> **Work required**
Give back every record exactly, images excluded.

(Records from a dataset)
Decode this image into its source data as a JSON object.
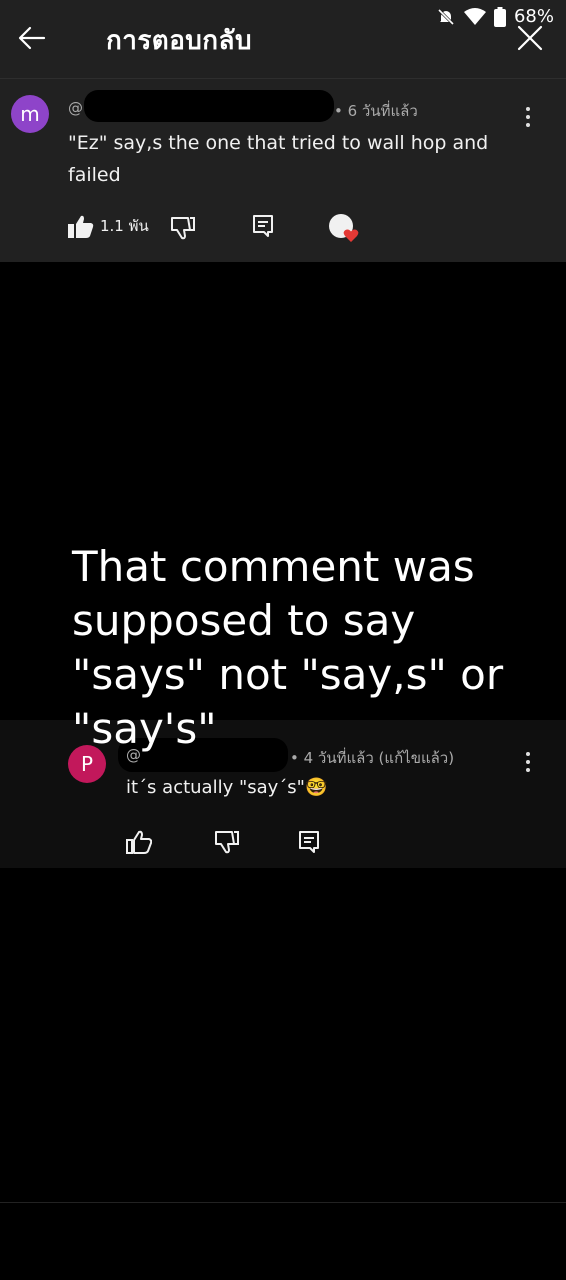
{
  "status_bar": {
    "battery": "68%"
  },
  "header": {
    "title": "การตอบกลับ"
  },
  "comments": [
    {
      "avatar_letter": "m",
      "handle": "@",
      "time": "• 6 วันที่แล้ว",
      "text_line1": "\"Ez\" say,s the one that tried to wall hop and",
      "text_line2": "failed",
      "like_count": "1.1 พัน"
    },
    {
      "avatar_letter": "P",
      "handle": "@",
      "time": "• 4 วันที่แล้ว (แก้ไขแล้ว)",
      "text": "it´s actually \"say´s\"🤓"
    }
  ],
  "overlay": {
    "line1": "That comment was",
    "line2": "supposed to say",
    "line3": "\"says\" not \"say,s\" or",
    "line4": "\"say's\""
  },
  "colors": {
    "surface": "#212121",
    "background": "#000000",
    "avatar_m": "#8e44c9",
    "avatar_p": "#c2185b",
    "heart": "#e53935"
  }
}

> **Reply to the task**
Decode this image into its source data as a JSON object.
{
  "status_bar": {
    "battery": "68%"
  },
  "header": {
    "title": "การตอบกลับ"
  },
  "comments": [
    {
      "avatar_letter": "m",
      "handle": "@",
      "time": "• 6 วันที่แล้ว",
      "text_line1": "\"Ez\" say,s the one that tried to wall hop and",
      "text_line2": "failed",
      "like_count": "1.1 พัน"
    },
    {
      "avatar_letter": "P",
      "handle": "@",
      "time": "• 4 วันที่แล้ว (แก้ไขแล้ว)",
      "text": "it´s actually \"say´s\"🤓"
    }
  ],
  "overlay": {
    "line1": "That comment was",
    "line2": "supposed to say",
    "line3": "\"says\" not \"say,s\" or",
    "line4": "\"say's\""
  },
  "colors": {
    "surface": "#212121",
    "background": "#000000",
    "avatar_m": "#8e44c9",
    "avatar_p": "#c2185b",
    "heart": "#e53935"
  }
}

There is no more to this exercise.